This page has been developed to provide you with a guideline when contacting resources who may be able to help you with a competent defense.

Do not send blanket requests asking someone to help you.

This may be the most stressful situation in your life. As such, the emotions and feelings of panic, disbelief and fury are not only normal, but are to be expected. However, statements you make, whether in an email or by phone, have the potential to get into the wrong hands and may be used against you.

Many people who are accused of SBS panic and send out mass emails to anyone that they feel can help their cause. Unfortunately, this can do more damage than good.

Instead of detailing your entire case in an email, simply provide basic information so that resources can contact you. Here’s an example: “My name is Sue Hanson. I’ve been charged with class III felony child abuse. The state claims that my son has shaken baby syndrome. He is currently in intensive care. I am currently looking for an attorney in the Chicago area and was referred to you by I’d like to know if we could speak briefly by phone. If so, could you please contact me at 708-555-1212. Thanks.”

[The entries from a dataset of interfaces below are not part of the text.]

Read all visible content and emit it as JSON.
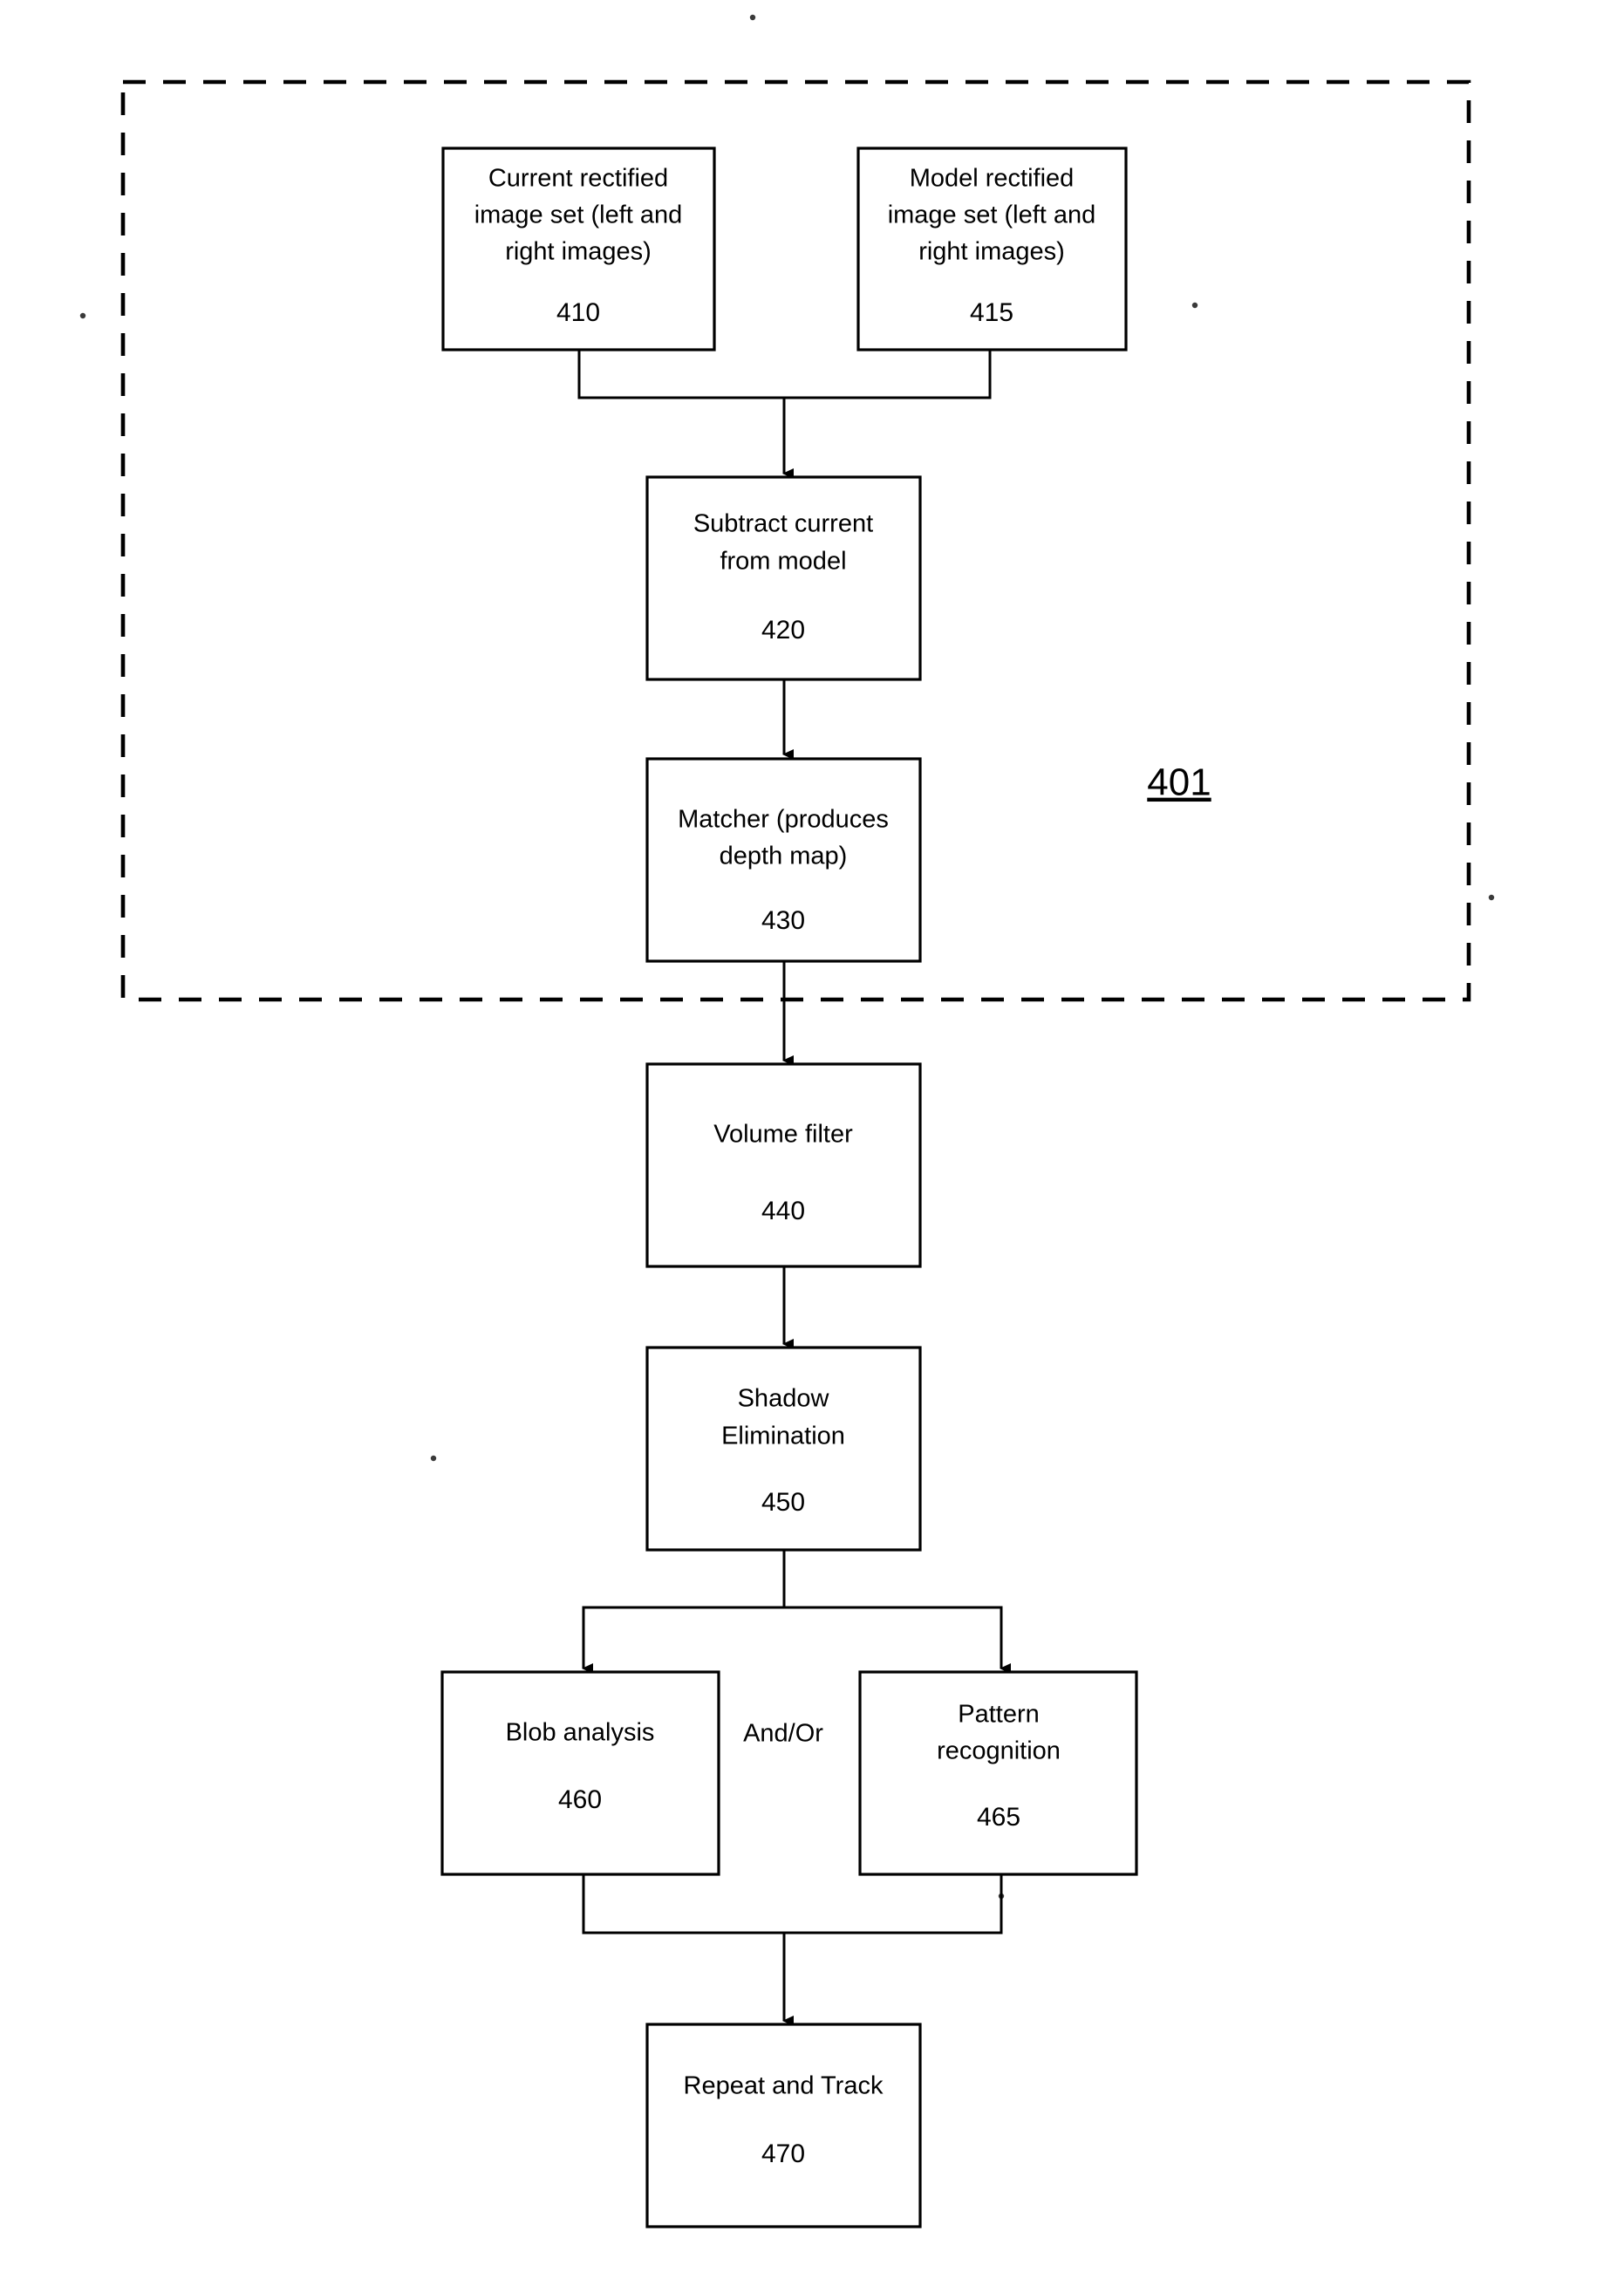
{
  "figure": {
    "group_label": "401",
    "edge_labels": {
      "and_or": "And/Or"
    },
    "nodes": [
      {
        "id": "n410",
        "ref": "410",
        "lines": [
          "Current rectified",
          "image set (left and",
          "right images)"
        ]
      },
      {
        "id": "n415",
        "ref": "415",
        "lines": [
          "Model rectified",
          "image set (left and",
          "right images)"
        ]
      },
      {
        "id": "n420",
        "ref": "420",
        "lines": [
          "Subtract current",
          "from model"
        ]
      },
      {
        "id": "n430",
        "ref": "430",
        "lines": [
          "Matcher (produces",
          "depth map)"
        ]
      },
      {
        "id": "n440",
        "ref": "440",
        "lines": [
          "Volume filter"
        ]
      },
      {
        "id": "n450",
        "ref": "450",
        "lines": [
          "Shadow",
          "Elimination"
        ]
      },
      {
        "id": "n460",
        "ref": "460",
        "lines": [
          "Blob analysis"
        ]
      },
      {
        "id": "n465",
        "ref": "465",
        "lines": [
          "Pattern",
          "recognition"
        ]
      },
      {
        "id": "n470",
        "ref": "470",
        "lines": [
          "Repeat and Track"
        ]
      }
    ],
    "colors": {
      "stroke": "#000000",
      "fill": "#ffffff"
    }
  }
}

Create a timeline of relevant information and an organized list of your questions.

When you are contacted by an attorney at your request, be as concise as possible as to respect the attorney’s time. Try to summarize the details in an orderly fashion. This will not only help you organize your thoughts, but will also provide a valuable tool for your attorney during the course of your case.

Secondly, try to think of questions in advance. Some examples might be: “What happens from here as it relates to trial procedure? What is your retainer amount? How much can I expect or plan it will cost for me to go to trial? What is the possible sentencing structure like for the crime I’ve been charged with?”

Attorneys are not therapists.

There are lots of attorneys out there. Some are more to the point and want to spend little time agonizing with you over the emotional impact your case is causing you. Others may listen patiently for hours on end. And finally, there are some that will listen for brief periods before you are cut off. There is really no right or wrong response.

However, realize that attorneys are not therapists. They can’t help you cope with the emotional aspects of the trauma you are experiencing. Save your ranting and raving for your family, friends or a therapist (if your therapist is covered as a privileged contact-or someone that could not be called in to testify in court for statements you make to him/her.)

Realizing that attorneys are not therapists in the beginning will not only keep your legal bills to a minimum, but it can also keep your attorney focused on your case and not on your emotional trauma.

Expect to pay for services.

Rarely do private attorneys and legal consultants provide services for free. They have families to support and bills to pay. While most attorneys will gladly speak to you regarding your case initially for free, they do expect payment for subsequent calls.

Attorneys do not possess super powers.

Attorneys have lots of information about the inner workings of the legal and justice system. However, they are humans just like you. From time to time, they make mistakes or bad choices. For the most part, however, these mistakes and bad choices will not gravely impact your case.

Many people accused of a crime expect for attorneys to make a few calls, pull a few strings and get them out of the jam. This is hardly the case. In some situations, where evidence is extremely weak, defense attorneys can have a case dismissed. These cases, however, are extremely rare. Your attorney will likely lack a magic wand or fairy dust to sprinkle over your case. They do not possess the power to change fate. As such, it is best if you treat them as a peer who has special knowledge of the justice system, rather than someone with super powers.